His first thought after this murder, Paysinger said, was of the novel "Lord of the Flies."
"The plot revolves around a lack of leadership and humanity …and how these young people devolved into something horrific."
For more than 40 years now, Paysinger has been studying the ways in which kids who start out innocent grow up lost, scared and ultimately enraged, becoming capable at shockingly young ages of destroying lives or becoming victims themselves.
Violent crime in greater Los Angeles is so routine in some parts of town, it often attracts no media attention. But Paysinger said three off-campus murders near USC in two years is an obvious concern that "allows us — forces us — to think about the others."
Just above the photos of the teens on Paysinger's computer screen was a photo of Xinran Ji, the student who was murdered. Ji wears a soft, unassuming smile in the photo. The engineering student was attacked about 12:45 a.m. after leaving a study group and walking a friend home.
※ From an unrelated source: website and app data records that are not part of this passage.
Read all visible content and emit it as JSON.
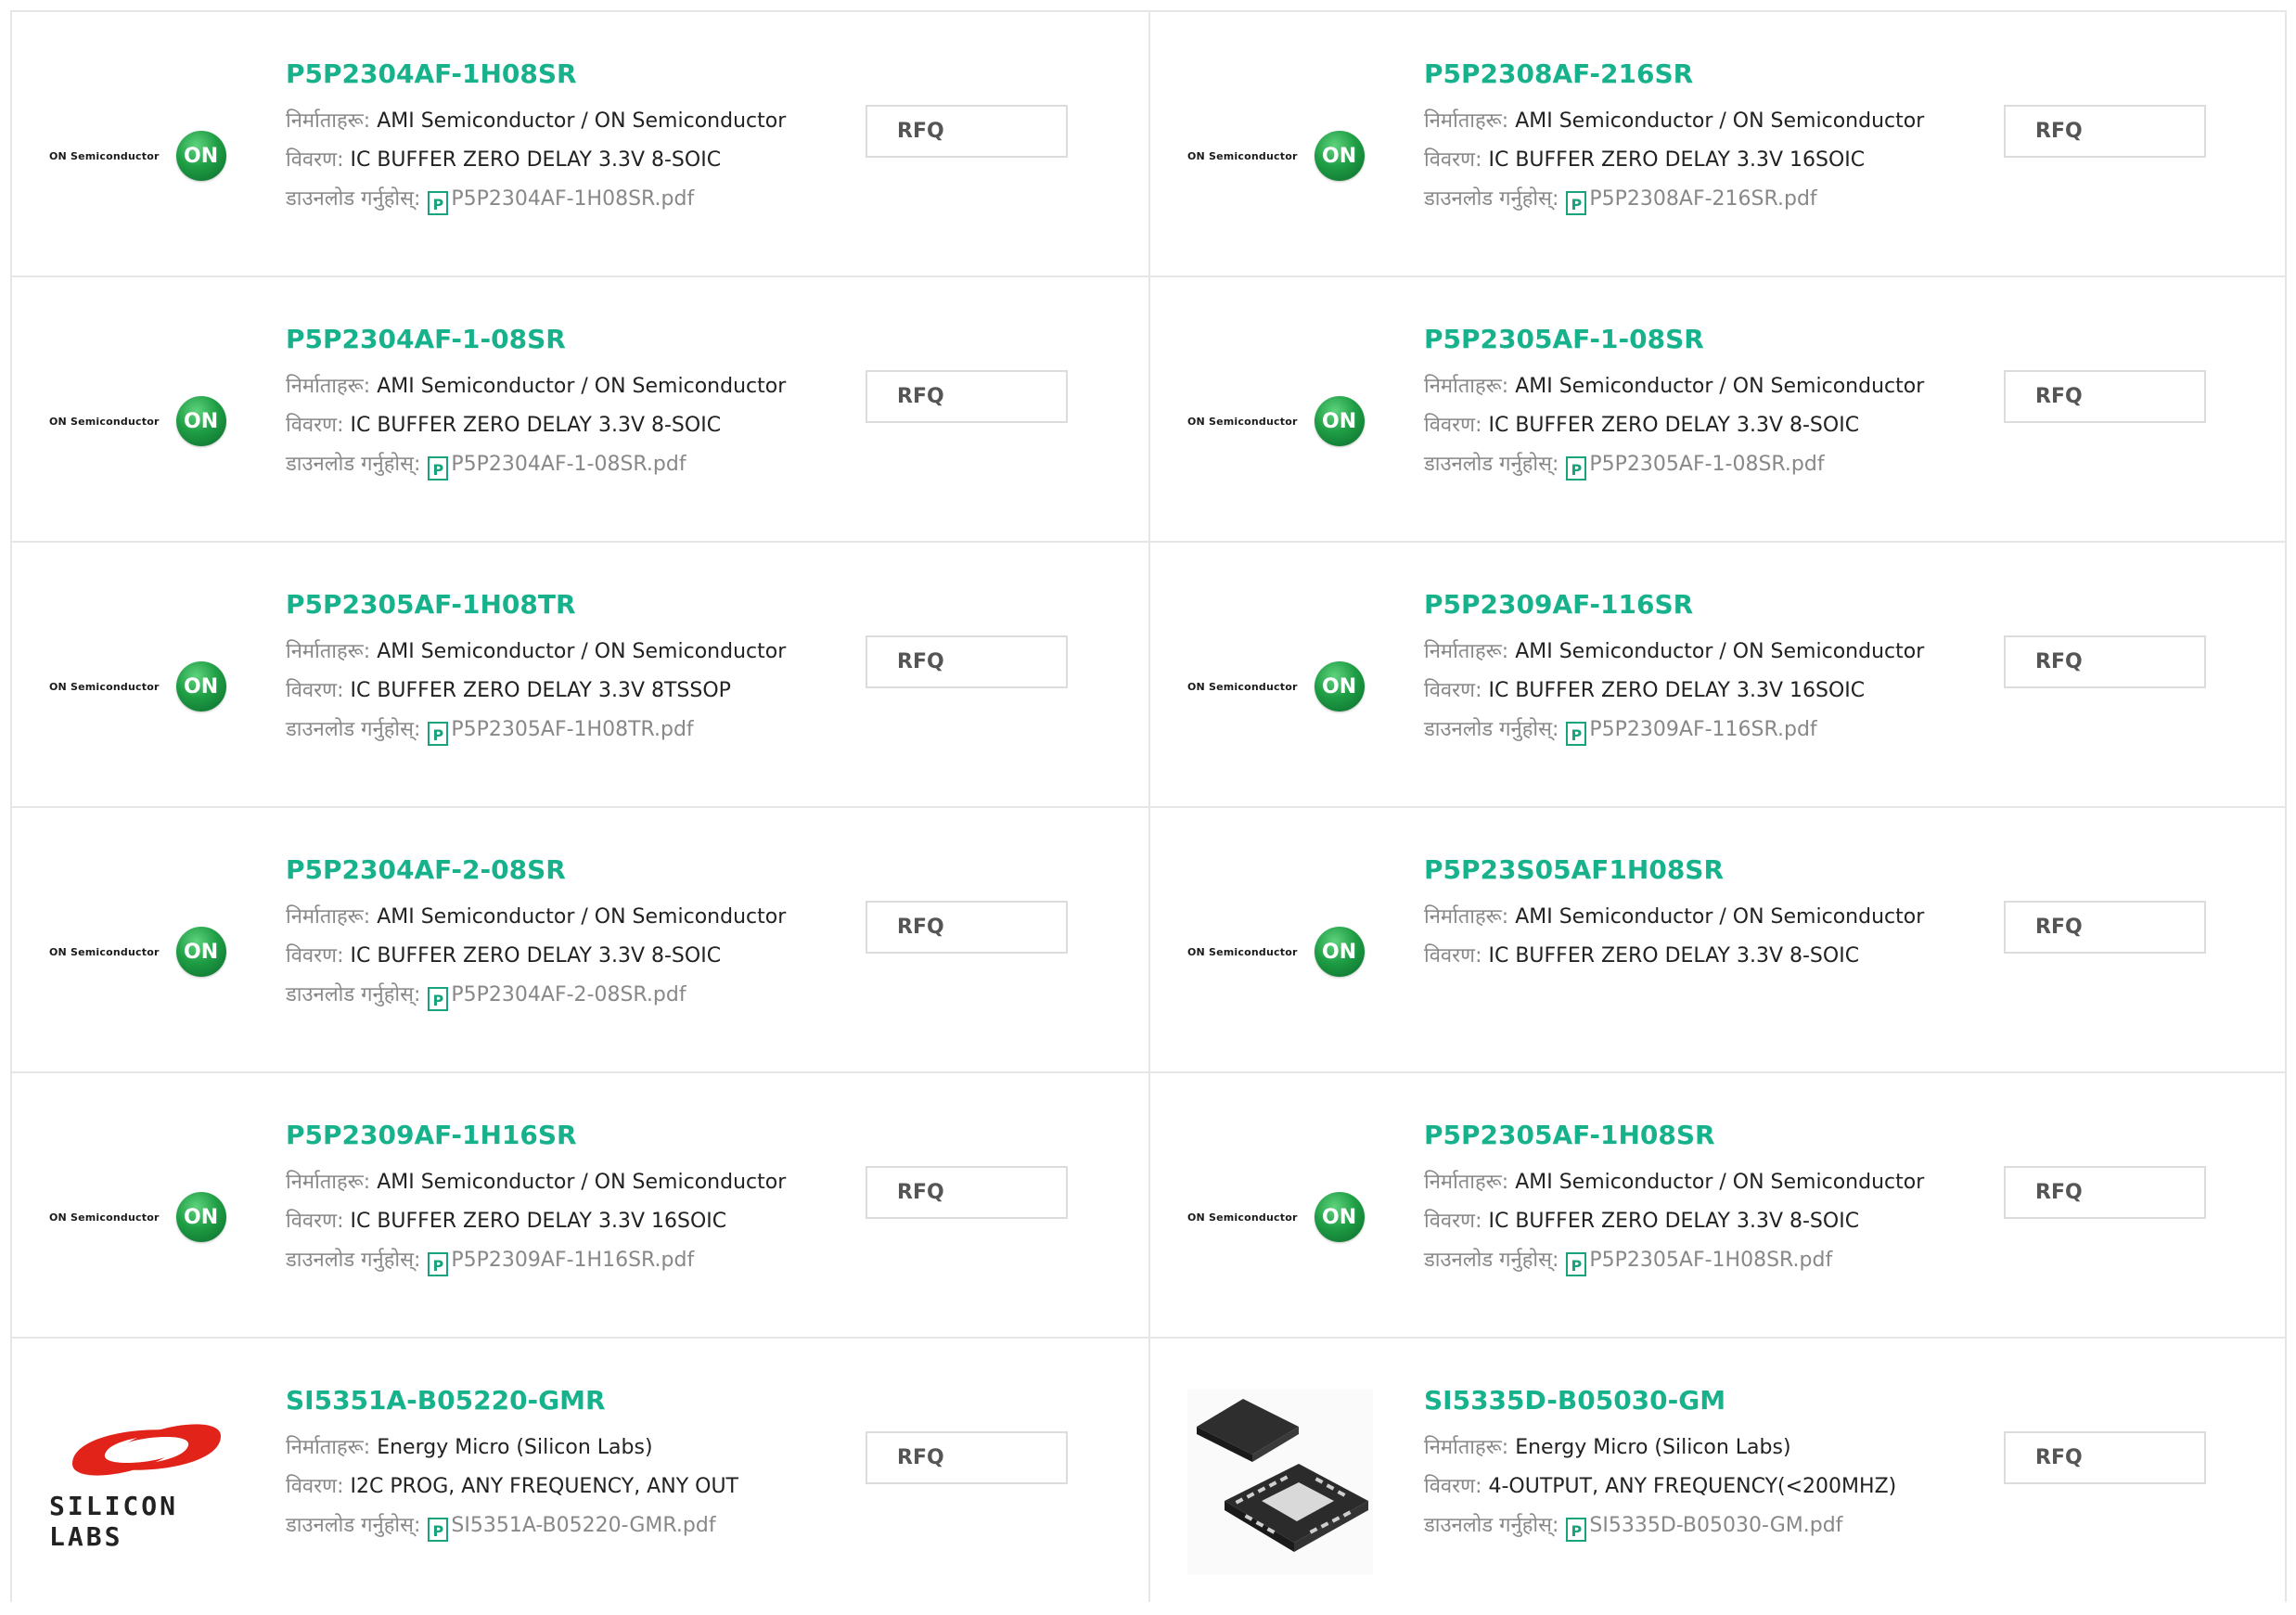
{
  "labels": {
    "manufacturer": "निर्माताहरू:",
    "description": "विवरण:",
    "download": "डाउनलोड गर्नुहोस्:",
    "rfq": "RFQ",
    "pdf_icon_glyph": "P"
  },
  "brand_logos": {
    "onsemi_text": "ON Semiconductor",
    "onsemi_mark": "ON",
    "silabs_text": "SILICON LABS"
  },
  "colors": {
    "part_link": "#17b28c",
    "on_green": "#1f9e45",
    "silabs_red": "#e2231a"
  },
  "products": [
    {
      "part": "P5P2304AF-1H08SR",
      "manufacturer": "AMI Semiconductor / ON Semiconductor",
      "description": "IC BUFFER ZERO DELAY 3.3V 8-SOIC",
      "pdf": "P5P2304AF-1H08SR.pdf",
      "logo": "onsemi"
    },
    {
      "part": "P5P2308AF-216SR",
      "manufacturer": "AMI Semiconductor / ON Semiconductor",
      "description": "IC BUFFER ZERO DELAY 3.3V 16SOIC",
      "pdf": "P5P2308AF-216SR.pdf",
      "logo": "onsemi"
    },
    {
      "part": "P5P2304AF-1-08SR",
      "manufacturer": "AMI Semiconductor / ON Semiconductor",
      "description": "IC BUFFER ZERO DELAY 3.3V 8-SOIC",
      "pdf": "P5P2304AF-1-08SR.pdf",
      "logo": "onsemi"
    },
    {
      "part": "P5P2305AF-1-08SR",
      "manufacturer": "AMI Semiconductor / ON Semiconductor",
      "description": "IC BUFFER ZERO DELAY 3.3V 8-SOIC",
      "pdf": "P5P2305AF-1-08SR.pdf",
      "logo": "onsemi"
    },
    {
      "part": "P5P2305AF-1H08TR",
      "manufacturer": "AMI Semiconductor / ON Semiconductor",
      "description": "IC BUFFER ZERO DELAY 3.3V 8TSSOP",
      "pdf": "P5P2305AF-1H08TR.pdf",
      "logo": "onsemi"
    },
    {
      "part": "P5P2309AF-116SR",
      "manufacturer": "AMI Semiconductor / ON Semiconductor",
      "description": "IC BUFFER ZERO DELAY 3.3V 16SOIC",
      "pdf": "P5P2309AF-116SR.pdf",
      "logo": "onsemi"
    },
    {
      "part": "P5P2304AF-2-08SR",
      "manufacturer": "AMI Semiconductor / ON Semiconductor",
      "description": "IC BUFFER ZERO DELAY 3.3V 8-SOIC",
      "pdf": "P5P2304AF-2-08SR.pdf",
      "logo": "onsemi"
    },
    {
      "part": "P5P23S05AF1H08SR",
      "manufacturer": "AMI Semiconductor / ON Semiconductor",
      "description": "IC BUFFER ZERO DELAY 3.3V 8-SOIC",
      "pdf": null,
      "logo": "onsemi"
    },
    {
      "part": "P5P2309AF-1H16SR",
      "manufacturer": "AMI Semiconductor / ON Semiconductor",
      "description": "IC BUFFER ZERO DELAY 3.3V 16SOIC",
      "pdf": "P5P2309AF-1H16SR.pdf",
      "logo": "onsemi"
    },
    {
      "part": "P5P2305AF-1H08SR",
      "manufacturer": "AMI Semiconductor / ON Semiconductor",
      "description": "IC BUFFER ZERO DELAY 3.3V 8-SOIC",
      "pdf": "P5P2305AF-1H08SR.pdf",
      "logo": "onsemi"
    },
    {
      "part": "SI5351A-B05220-GMR",
      "manufacturer": "Energy Micro (Silicon Labs)",
      "description": "I2C PROG, ANY FREQUENCY, ANY OUT",
      "pdf": "SI5351A-B05220-GMR.pdf",
      "logo": "silabs"
    },
    {
      "part": "SI5335D-B05030-GM",
      "manufacturer": "Energy Micro (Silicon Labs)",
      "description": "4-OUTPUT, ANY FREQUENCY(<200MHZ)",
      "pdf": "SI5335D-B05030-GM.pdf",
      "logo": "chip"
    }
  ]
}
Police believe he was clubbed, struggled to get away, and was beaten a second time. Despite the head blows, he managed to circle the block and make it home to his apartment, where his roommate found him dead.
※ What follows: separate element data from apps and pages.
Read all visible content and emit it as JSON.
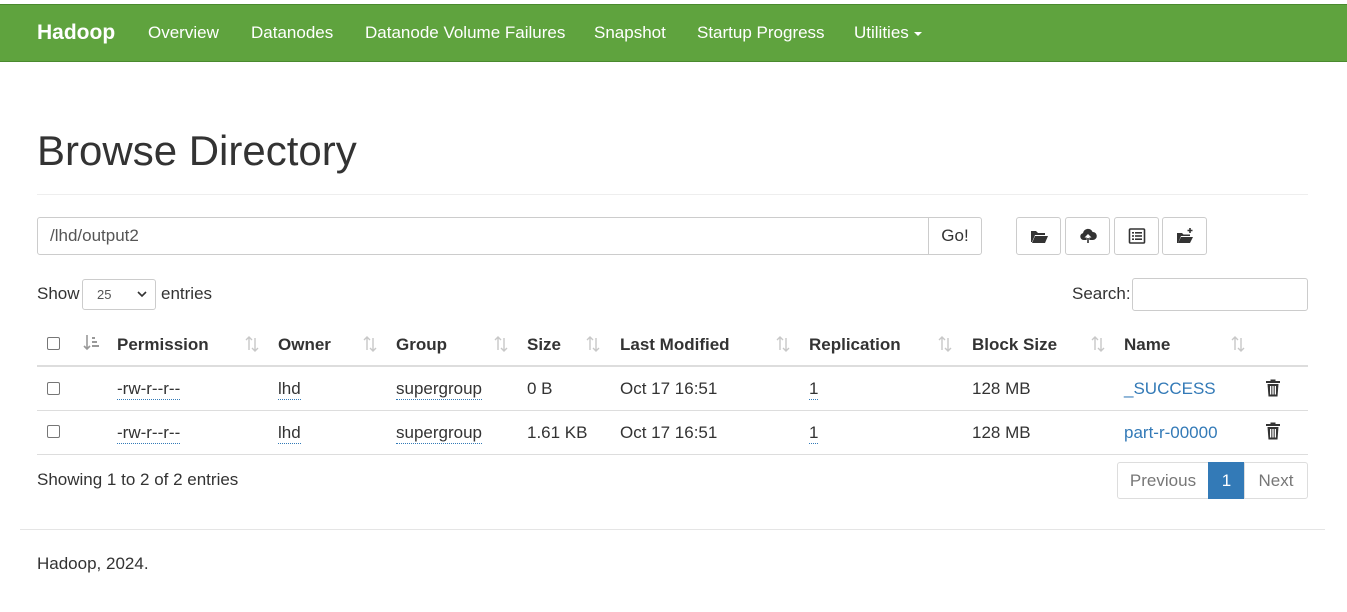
{
  "navbar": {
    "brand": "Hadoop",
    "items": [
      "Overview",
      "Datanodes",
      "Datanode Volume Failures",
      "Snapshot",
      "Startup Progress",
      "Utilities"
    ]
  },
  "page": {
    "title": "Browse Directory"
  },
  "pathbar": {
    "value": "/lhd/output2",
    "go_label": "Go!"
  },
  "toolbar": {
    "icons": [
      "folder-open-icon",
      "cloud-upload-icon",
      "list-alt-icon",
      "folder-new-icon"
    ]
  },
  "controls": {
    "show_label": "Show",
    "entries_value": "25",
    "entries_label": "entries",
    "search_label": "Search:"
  },
  "table": {
    "columns": [
      "Permission",
      "Owner",
      "Group",
      "Size",
      "Last Modified",
      "Replication",
      "Block Size",
      "Name"
    ],
    "rows": [
      {
        "permission": "-rw-r--r--",
        "owner": "lhd",
        "group": "supergroup",
        "size": "0 B",
        "modified": "Oct 17 16:51",
        "replication": "1",
        "block_size": "128 MB",
        "name": "_SUCCESS"
      },
      {
        "permission": "-rw-r--r--",
        "owner": "lhd",
        "group": "supergroup",
        "size": "1.61 KB",
        "modified": "Oct 17 16:51",
        "replication": "1",
        "block_size": "128 MB",
        "name": "part-r-00000"
      }
    ]
  },
  "info": {
    "showing": "Showing 1 to 2 of 2 entries"
  },
  "pagination": {
    "previous": "Previous",
    "current": "1",
    "next": "Next"
  },
  "footer": {
    "text": "Hadoop, 2024."
  },
  "colors": {
    "navbar": "#5fa33e",
    "link": "#337ab7",
    "active_page": "#337ab7"
  }
}
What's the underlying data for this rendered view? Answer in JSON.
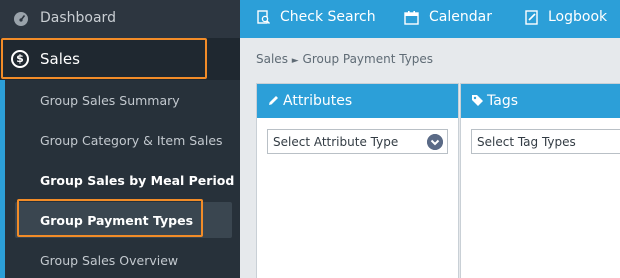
{
  "sidebar": {
    "dashboard_label": "Dashboard",
    "sales_label": "Sales",
    "items": [
      {
        "label": "Group Sales Summary"
      },
      {
        "label": "Group Category & Item Sales"
      },
      {
        "label": "Group Sales by Meal Period"
      },
      {
        "label": "Group Payment Types"
      },
      {
        "label": "Group Sales Overview"
      }
    ],
    "active_item": "Group Payment Types"
  },
  "topnav": {
    "check_search": "Check Search",
    "calendar": "Calendar",
    "logbook": "Logbook"
  },
  "breadcrumb": {
    "root": "Sales",
    "separator": "►",
    "current": "Group Payment Types"
  },
  "attributes_panel": {
    "title": "Attributes",
    "select_value": "Select Attribute Type"
  },
  "tags_panel": {
    "title": "Tags",
    "select_value": "Select Tag Types"
  },
  "colors": {
    "accent": "#2c9fd8",
    "sidebar_bg": "#2d3640",
    "highlight": "#f28c28"
  },
  "icons": [
    "gauge-icon",
    "dollar-icon",
    "check-search-icon",
    "calendar-icon",
    "logbook-icon",
    "pencil-icon",
    "tag-icon",
    "chevron-down-icon"
  ]
}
Paysinger started the car and we drove to where Ji was first assaulted. It's a pretty neighborhood, a mix of apartments and older wood-framed homes with mature shade trees. Paysinger called it an "almost idyllic" setting but for the fresh memory of the last, terrifying moments of a young man's life.
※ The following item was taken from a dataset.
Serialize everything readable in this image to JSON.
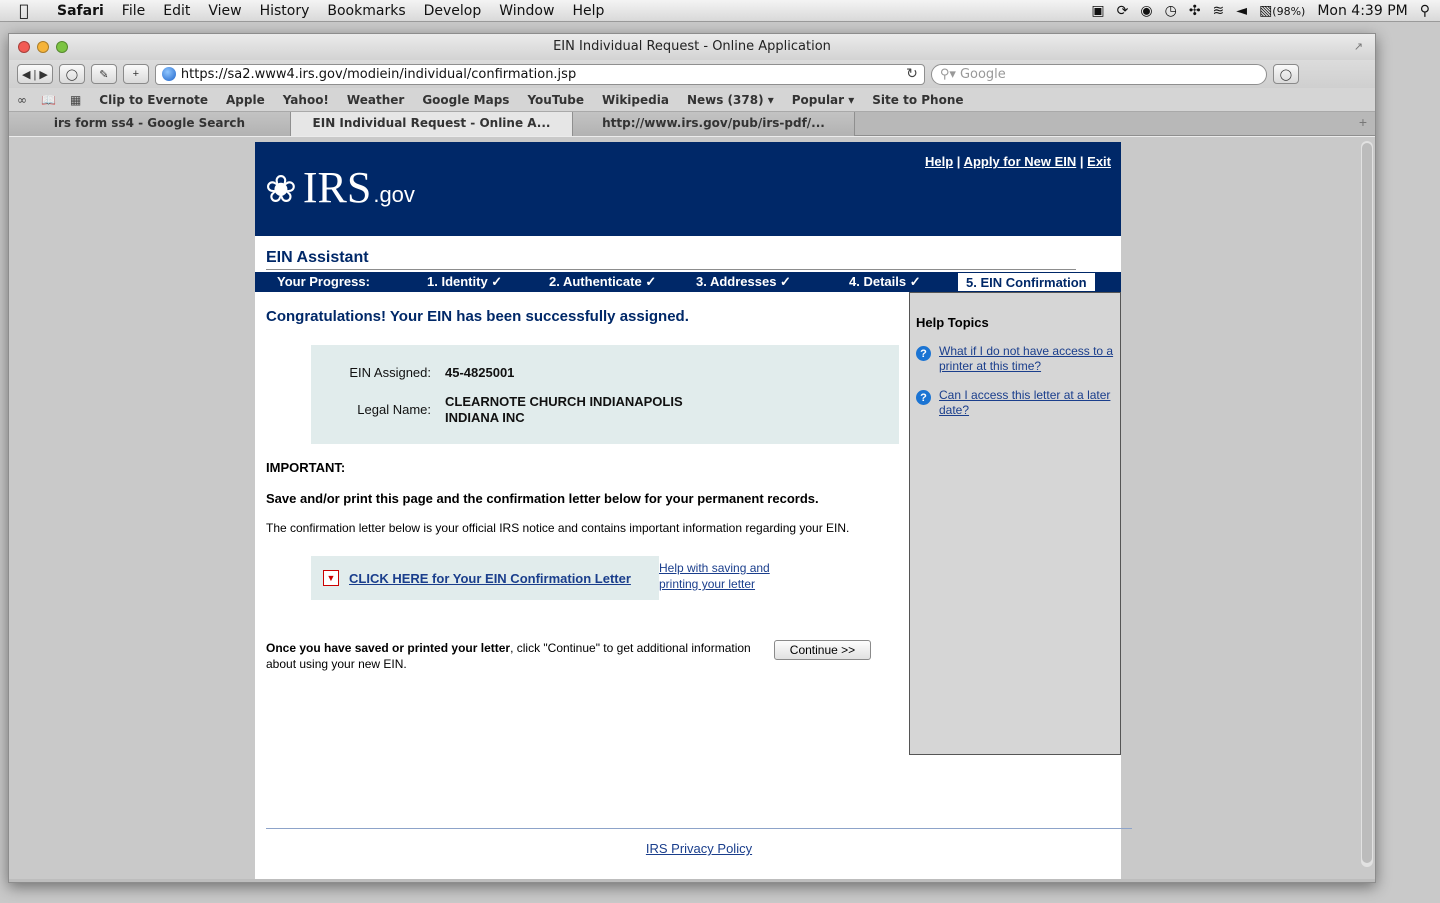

"The detectives literally just followed the blood trails," Paysinger said.
"I can't imagine that anguish, that grief," he said of the victim's parents. "Those poor people send their son to America, you know, for an opportunity, and he ends up like this. It's just really unimaginable."
In 2006, when Paysinger left his post as South Bureau chief, we talked about one of his pet peeves. He'd be out on patrol late at night, he said at the time, and see kids running in the streets. Here was another case of that, I said, in the Ji murder. And the teens are suspected of pulling a robbery at Dockweiler Beach after the murder.
"A rational parent would go into the room in the evening to do a check and see if the kids are well, or asleep or doing their homework, because that's what parents do. You have to wonder if their parents even knew or cared," Paysinger said.
Good question. All that was known last week was that the murder suspects were Jonathan DelCarmen, 19; Andrew Garcia, 18; Albert Ochoa, 17; and Alejandra Guerrero, 16, all of whom are being charged as adults. Federal officials said DelCarmen told them he entered the country illegally about seven years ago.
On the street where Ji died, students were moving out or moving in for the fall semester the day Paysinger and I drove through. The ones I spoke to said it's important to be cautious in any big city, but they didn't feel particularly unsafe near USC.
"It happens everywhere in the world," said Xiao Xiao Gong, who was moving out because she had just graduated. "Brutal things happen in China as well as in other countries."
When he was a rookie, Paysinger said, he thought the best and only answer to urban crime was cuffing criminals and locking them up. But as he came to understand the social, economic and educational collapse that feeds crime, he began trying to steer kids right in hopes he'd never have to chase after them.
Not that it's always a sure bet. Paysinger spoke with great regret about a young man he and others helped mentor when he was in South Bureau, only to see him end up in jail.
"It was his environment, the housing development, it was gangs, it was poverty," Paysinger said, and he couldn't match "the gravitational tug" of all those forces.
A cop can't fix all that, I said.
Of course not, Paysinger said. Can't prevent all crime, either.
"But you never run out of seven-digit booking numbers, so you have to ask yourself whether or not you feel compelled to emphasize what matters most — education, prevention, intervention — because you know it works. It's not a Madoff scheme, brother. This is an investment in something that has the potential to pay huge dividends."
The 652 graduating police cadets may have set a record a few weeks ago, but Paysinger said 900 teens have enrolled in the current class.
It offers some hope, he said, in a city so tragically familiar with despair.